SP’s: The government is giving a significant push to Atmanirbhar Bharat initiative for the Indian defence manufacturing. How do you view this and how are you contributing?

Sethi: The Indian Government has taken multiple reforms and initiatives in the recent years to lead India on the path of selfreliance. P&W welcomes these reforms and is actively exploring new avenues to collaborate and contribute.

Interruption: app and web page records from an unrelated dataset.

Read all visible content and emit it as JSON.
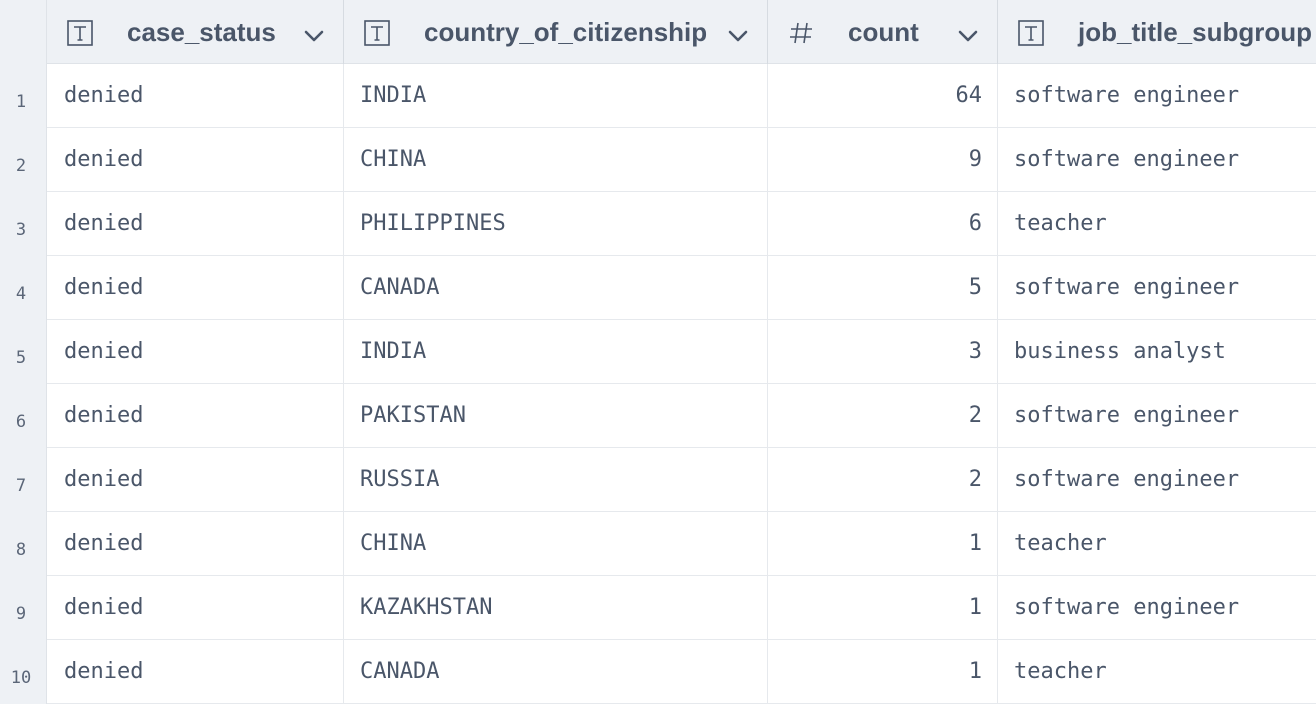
{
  "table": {
    "columns": [
      {
        "name": "case_status",
        "type_icon": "text-type-icon",
        "type_glyph": "T"
      },
      {
        "name": "country_of_citizenship",
        "type_icon": "text-type-icon",
        "type_glyph": "T"
      },
      {
        "name": "count",
        "type_icon": "number-type-icon",
        "type_glyph": "#"
      },
      {
        "name": "job_title_subgroup",
        "type_icon": "text-type-icon",
        "type_glyph": "T"
      }
    ],
    "rows": [
      {
        "num": "1",
        "case_status": "denied",
        "country": "INDIA",
        "count": "64",
        "job": "software engineer"
      },
      {
        "num": "2",
        "case_status": "denied",
        "country": "CHINA",
        "count": "9",
        "job": "software engineer"
      },
      {
        "num": "3",
        "case_status": "denied",
        "country": "PHILIPPINES",
        "count": "6",
        "job": "teacher"
      },
      {
        "num": "4",
        "case_status": "denied",
        "country": "CANADA",
        "count": "5",
        "job": "software engineer"
      },
      {
        "num": "5",
        "case_status": "denied",
        "country": "INDIA",
        "count": "3",
        "job": "business analyst"
      },
      {
        "num": "6",
        "case_status": "denied",
        "country": "PAKISTAN",
        "count": "2",
        "job": "software engineer"
      },
      {
        "num": "7",
        "case_status": "denied",
        "country": "RUSSIA",
        "count": "2",
        "job": "software engineer"
      },
      {
        "num": "8",
        "case_status": "denied",
        "country": "CHINA",
        "count": "1",
        "job": "teacher"
      },
      {
        "num": "9",
        "case_status": "denied",
        "country": "KAZAKHSTAN",
        "count": "1",
        "job": "software engineer"
      },
      {
        "num": "10",
        "case_status": "denied",
        "country": "CANADA",
        "count": "1",
        "job": "teacher"
      }
    ]
  },
  "colors": {
    "header_bg": "#eef1f5",
    "text": "#4a5669",
    "border": "#e6e9ed"
  }
}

Pratt & Whitney has already been an integral propulsion partner for India’s indigenous aircraft program such as the NAL-SARAS MKI. Pratt & Whitney and National Aeronautical Laboratory (NAL) have been working together for more than a decade on the development of NAL’s multirole light transport aircraft, SARAS. Our iconic PT6A turboprop engines have been selected by CSIR-NAL to power the aircraft which will have both military and civilian application. With over 200 engines in operation in India for 50 plus operators, PT6A has a strong support network in place and brings the advantage of cost-effectiveness and reliability to the indigenous NAL-SARAS.

Our ‘RTX Innovation Challenge’ in partnership with T-Hub, Hyderabad is encouraging start-ups to create next-gen aerospace solutions for India and the world – while our decade old R&D center at IISc, Bengaluru is engaged in top class research in the areas of advanced materials, gas turbine technologies, combustion, & mechanical design.

As India advances its modernisation and self-reliance in aerospace and defence, it needs to build ecosystems that focus not only on manufacturing–but also supply chain, scientific & engineering institutions, MRO, training and skilling. India needs to utilise its engineering and talent advantage and finally, encourage ‘commonality’ between defence and commercial aerospace.

With over 800 direct and indirect employees, a world-class customer training center, an advanced R&D center, and multiple engine maintenance facilities and as a large team of field service representatives–Pratt & Whitney is committed to meaningfully collaborating with India as it charts it self-reliance path. I am confident that we will be sharing more on our expanding in-country presence soon.